▶ What is required
Your answer should be every line of the entries that has the string "emmet" in it.

[Items from an interface collection]
::::::

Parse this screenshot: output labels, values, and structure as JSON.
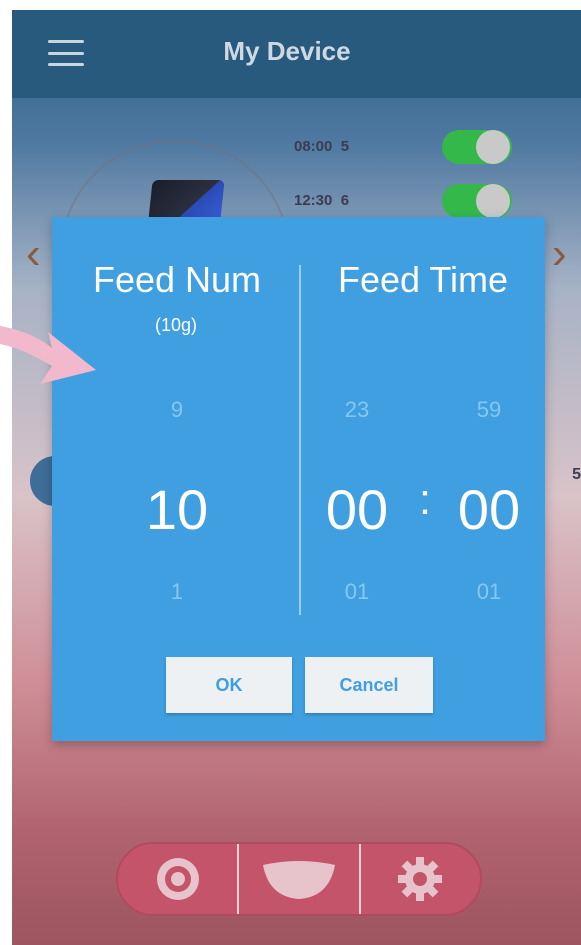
{
  "appbar": {
    "title": "My Device"
  },
  "schedule": [
    {
      "time": "08:00",
      "portions": "5",
      "enabled": true
    },
    {
      "time": "12:30",
      "portions": "6",
      "enabled": true
    }
  ],
  "background_fragments": {
    "right_value": "5"
  },
  "dialog": {
    "feed_num_header": "Feed Num",
    "feed_num_unit": "(10g)",
    "feed_time_header": "Feed Time",
    "num_prev": "9",
    "num_selected": "10",
    "num_next": "1",
    "hour_prev": "23",
    "hour_selected": "00",
    "hour_next": "01",
    "time_separator": ":",
    "minute_prev": "59",
    "minute_selected": "00",
    "minute_next": "01",
    "ok_label": "OK",
    "cancel_label": "Cancel"
  },
  "bottom_nav": [
    {
      "icon": "feeder-disc-icon"
    },
    {
      "icon": "food-bowl-icon"
    },
    {
      "icon": "gear-icon"
    }
  ],
  "colors": {
    "appbar": "#285a7e",
    "dialog": "#3f9fe0",
    "toggle_on": "#35b84a",
    "bottom_bar": "#c4546a",
    "arrow": "#f2b8cc"
  }
}
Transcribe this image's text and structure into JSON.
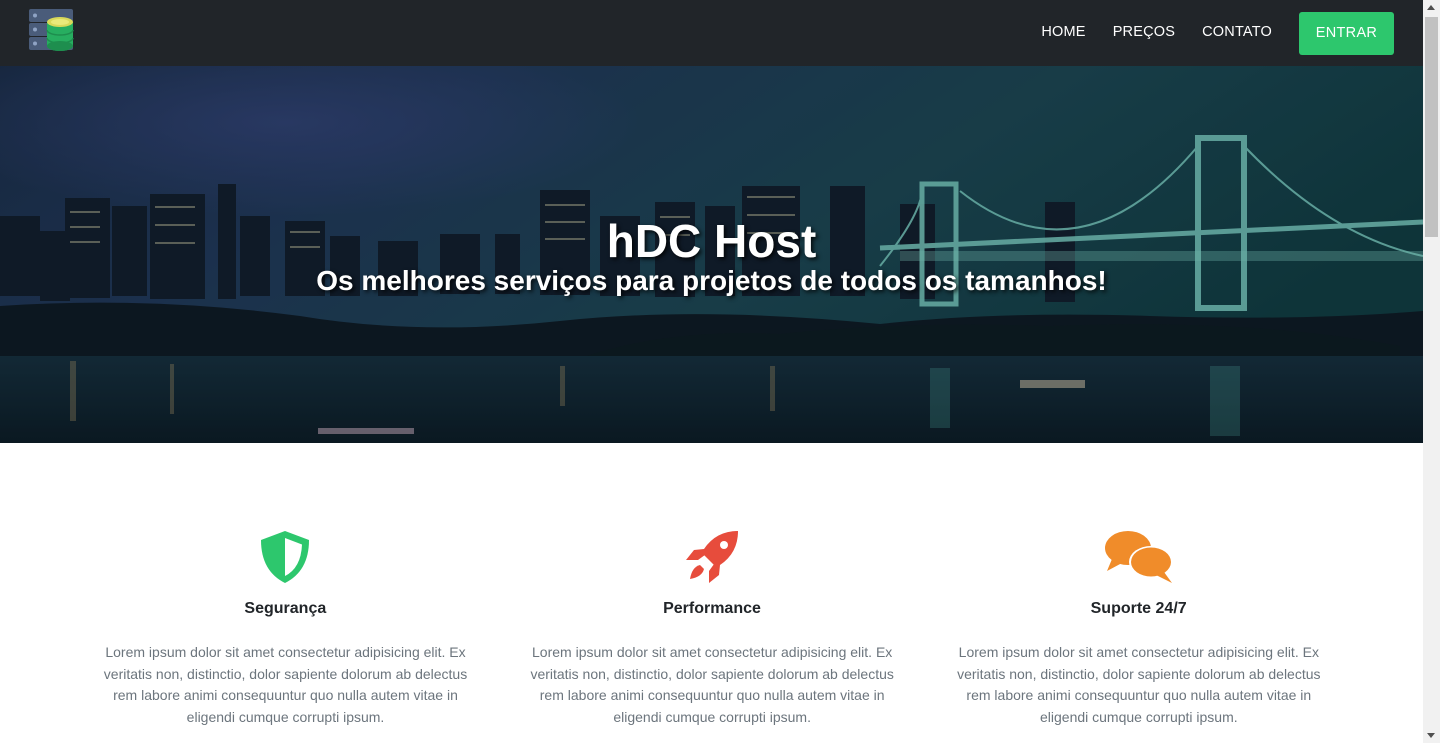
{
  "navbar": {
    "logo_icon": "server-database-icon",
    "links": [
      {
        "label": "HOME"
      },
      {
        "label": "PREÇOS"
      },
      {
        "label": "CONTATO"
      }
    ],
    "login_label": "ENTRAR",
    "colors": {
      "background": "#212529",
      "accent": "#2dc76d"
    }
  },
  "hero": {
    "title": "hDC Host",
    "subtitle": "Os melhores serviços para projetos de todos os tamanhos!",
    "background": "night-city-skyline-bridge-image"
  },
  "features": [
    {
      "icon": "shield-icon",
      "color": "#2dc76d",
      "title": "Segurança",
      "text": "Lorem ipsum dolor sit amet consectetur adipisicing elit. Ex veritatis non, distinctio, dolor sapiente dolorum ab delectus rem labore animi consequuntur quo nulla autem vitae in eligendi cumque corrupti ipsum."
    },
    {
      "icon": "rocket-icon",
      "color": "#e74c3c",
      "title": "Performance",
      "text": "Lorem ipsum dolor sit amet consectetur adipisicing elit. Ex veritatis non, distinctio, dolor sapiente dolorum ab delectus rem labore animi consequuntur quo nulla autem vitae in eligendi cumque corrupti ipsum."
    },
    {
      "icon": "comments-icon",
      "color": "#f08c2a",
      "title": "Suporte 24/7",
      "text": "Lorem ipsum dolor sit amet consectetur adipisicing elit. Ex veritatis non, distinctio, dolor sapiente dolorum ab delectus rem labore animi consequuntur quo nulla autem vitae in eligendi cumque corrupti ipsum."
    }
  ]
}
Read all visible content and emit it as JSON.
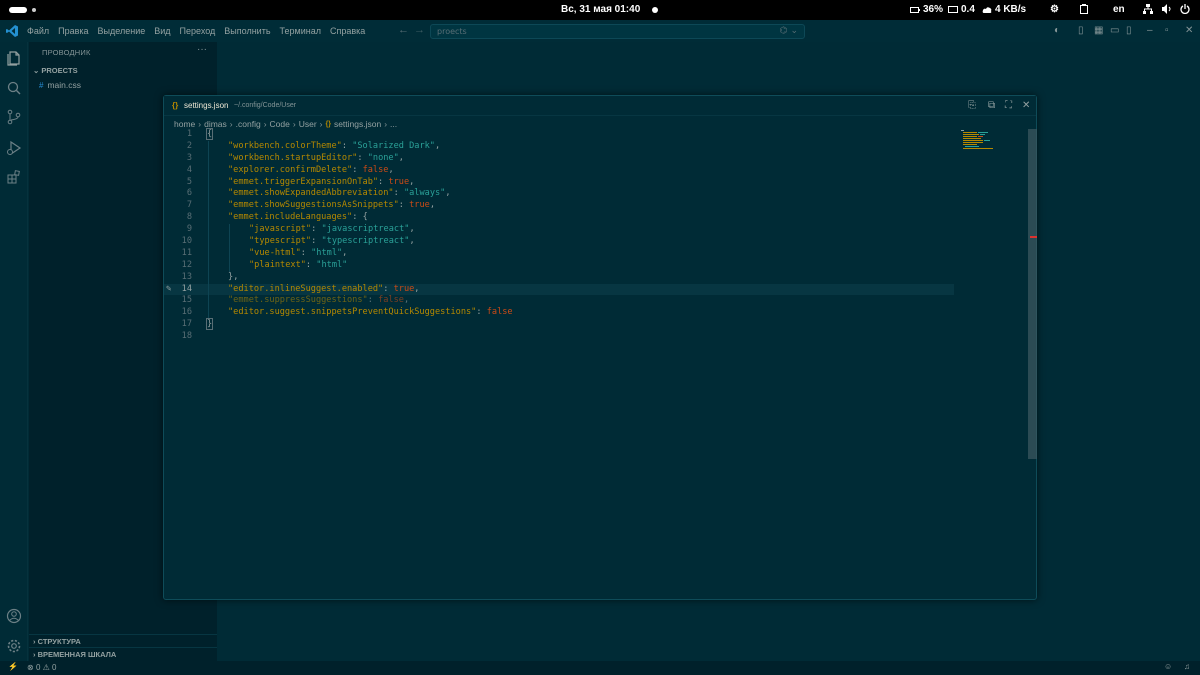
{
  "topbar": {
    "clock": "Вс, 31 мая  01:40",
    "battery": "36%",
    "load": "0.4",
    "net": "4 KB/s",
    "lang": "en"
  },
  "titlebar": {
    "menu": [
      "Файл",
      "Правка",
      "Выделение",
      "Вид",
      "Переход",
      "Выполнить",
      "Терминал",
      "Справка"
    ],
    "search_value": "proects"
  },
  "sidebar": {
    "header": "ПРОВОДНИК",
    "more": "···",
    "folder": "PROECTS",
    "files": [
      "main.css"
    ],
    "bottom_sections": [
      "СТРУКТУРА",
      "ВРЕМЕННАЯ ШКАЛА"
    ]
  },
  "editor": {
    "tab_icon": "{}",
    "filename": "settings.json",
    "path": "~/.config/Code/User",
    "breadcrumbs": [
      "home",
      "dimas",
      ".config",
      "Code",
      "User",
      "settings.json",
      "..."
    ],
    "current_line": 14,
    "lines": [
      "{",
      "\"workbench.colorTheme\": \"Solarized Dark\",",
      "\"workbench.startupEditor\": \"none\",",
      "\"explorer.confirmDelete\": false,",
      "\"emmet.triggerExpansionOnTab\": true,",
      "\"emmet.showExpandedAbbreviation\": \"always\",",
      "\"emmet.showSuggestionsAsSnippets\": true,",
      "\"emmet.includeLanguages\": {",
      "\"javascript\": \"javascriptreact\",",
      "\"typescript\": \"typescriptreact\",",
      "\"vue-html\": \"html\",",
      "\"plaintext\": \"html\"",
      "},",
      "\"editor.inlineSuggest.enabled\": true,",
      "\"emmet.suppressSuggestions\": false,",
      "\"editor.suggest.snippetsPreventQuickSuggestions\": false",
      "}",
      ""
    ]
  },
  "statusbar": {
    "errors": "0",
    "warnings": "0"
  },
  "colors": {
    "background": "#002b36",
    "key": "#b58900",
    "string": "#2aa198",
    "boolean": "#cb4b16"
  }
}
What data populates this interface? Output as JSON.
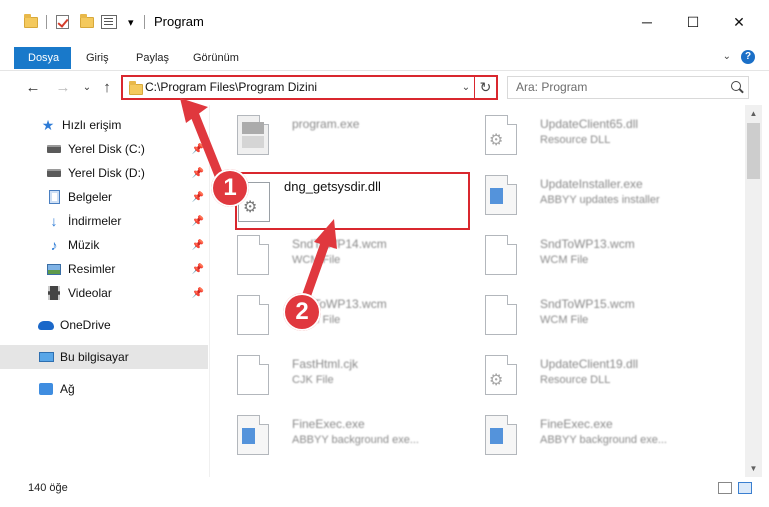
{
  "window": {
    "title": "Program",
    "minimize_glyph": "─",
    "maximize_glyph": "☐",
    "close_glyph": "✕"
  },
  "quick_access_toolbar": {
    "dropdown_glyph": "▾"
  },
  "ribbon": {
    "tabs": [
      "Dosya",
      "Giriş",
      "Paylaş",
      "Görünüm"
    ],
    "help_glyph": "?",
    "collapse_glyph": "⌄"
  },
  "navigation": {
    "back_glyph": "←",
    "forward_glyph": "→",
    "recent_glyph": "⌄",
    "up_glyph": "↑",
    "address_path": "C:\\Program Files\\Program Dizini",
    "address_dropdown_glyph": "⌄",
    "refresh_glyph": "↻",
    "search_placeholder": "Ara: Program"
  },
  "sidebar": {
    "items": [
      {
        "label": "Hızlı erişim",
        "icon": "star-icon",
        "pinned": false
      },
      {
        "label": "Yerel Disk (C:)",
        "icon": "drive-icon",
        "pinned": true
      },
      {
        "label": "Yerel Disk (D:)",
        "icon": "drive-icon",
        "pinned": true
      },
      {
        "label": "Belgeler",
        "icon": "documents-icon",
        "pinned": true
      },
      {
        "label": "İndirmeler",
        "icon": "download-icon",
        "pinned": true
      },
      {
        "label": "Müzik",
        "icon": "music-icon",
        "pinned": true
      },
      {
        "label": "Resimler",
        "icon": "pictures-icon",
        "pinned": true
      },
      {
        "label": "Videolar",
        "icon": "videos-icon",
        "pinned": true
      },
      {
        "label": "OneDrive",
        "icon": "onedrive-icon",
        "pinned": false
      },
      {
        "label": "Bu bilgisayar",
        "icon": "computer-icon",
        "pinned": false,
        "selected": true
      },
      {
        "label": "Ağ",
        "icon": "network-icon",
        "pinned": false
      }
    ],
    "pin_glyph": "📌"
  },
  "files": {
    "left_column": [
      {
        "name": "program.exe",
        "desc": "",
        "icon": "exe-icon"
      },
      {
        "name": "dng_getsysdir.dll",
        "desc": "",
        "icon": "dll-gear-icon",
        "highlighted": true
      },
      {
        "name": "SndToWP14.wcm",
        "desc": "WCM File",
        "icon": "file-icon"
      },
      {
        "name": "SndToWP13.wcm",
        "desc": "WCM File",
        "icon": "file-icon"
      },
      {
        "name": "FastHtml.cjk",
        "desc": "CJK File",
        "icon": "file-icon"
      },
      {
        "name": "FineExec.exe",
        "desc": "ABBYY background exe...",
        "icon": "app-icon"
      }
    ],
    "right_column": [
      {
        "name": "UpdateClient65.dll",
        "desc": "Resource DLL",
        "icon": "dll-gear-icon"
      },
      {
        "name": "UpdateInstaller.exe",
        "desc": "ABBYY updates installer",
        "icon": "app-icon"
      },
      {
        "name": "SndToWP13.wcm",
        "desc": "WCM File",
        "icon": "file-icon"
      },
      {
        "name": "SndToWP15.wcm",
        "desc": "WCM File",
        "icon": "file-icon"
      },
      {
        "name": "UpdateClient19.dll",
        "desc": "Resource DLL",
        "icon": "dll-gear-icon"
      },
      {
        "name": "FineExec.exe",
        "desc": "ABBYY background exe...",
        "icon": "app-icon"
      }
    ]
  },
  "annotations": {
    "step1": "1",
    "step2": "2",
    "accent_color": "#d9272e"
  },
  "status": {
    "item_count": "140 öğe"
  },
  "scrollbar": {
    "up_glyph": "▲",
    "down_glyph": "▼"
  }
}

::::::

▶ Expected answer
      "\"emmet.triggerExpansionOnTab\": true,",
      "\"emmet.showExpandedAbbreviation\": \"always\",",
      "\"emmet.showSuggestionsAsSnippets\": true,",
      "\"emmet.includeLanguages\": {",
      "\"emmet.suppressSuggestions\": false,",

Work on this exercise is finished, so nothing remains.